Assignment – Give the number of lines in the material below where the word "label" shows up, without anything else.

Entries provided –
---------------
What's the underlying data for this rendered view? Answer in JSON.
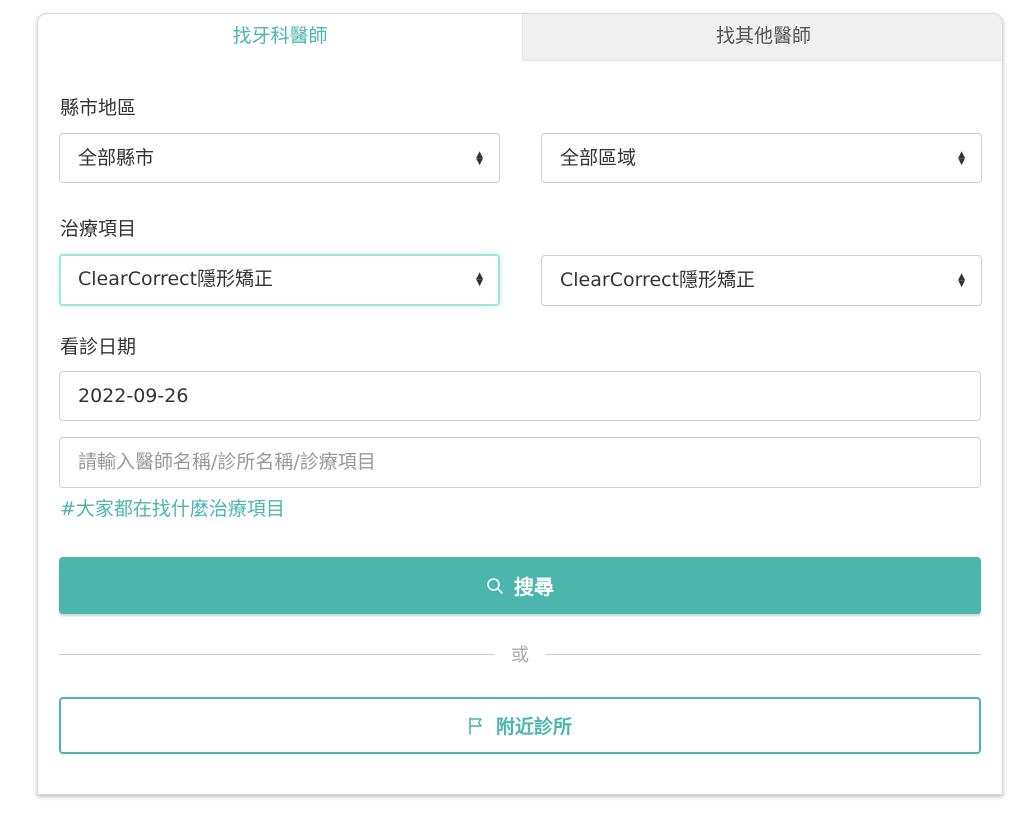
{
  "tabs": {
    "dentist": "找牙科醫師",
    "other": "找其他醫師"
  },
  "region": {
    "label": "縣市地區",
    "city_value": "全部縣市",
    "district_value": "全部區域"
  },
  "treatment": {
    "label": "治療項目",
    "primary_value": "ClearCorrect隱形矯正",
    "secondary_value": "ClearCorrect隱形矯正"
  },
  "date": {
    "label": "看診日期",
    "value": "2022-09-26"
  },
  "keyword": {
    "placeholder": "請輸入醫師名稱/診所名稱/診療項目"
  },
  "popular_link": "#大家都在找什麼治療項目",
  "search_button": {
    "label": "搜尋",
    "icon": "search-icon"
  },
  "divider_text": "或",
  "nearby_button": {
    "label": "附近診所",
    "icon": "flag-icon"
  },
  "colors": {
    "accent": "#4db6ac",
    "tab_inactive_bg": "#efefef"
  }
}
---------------
Exercise output – 5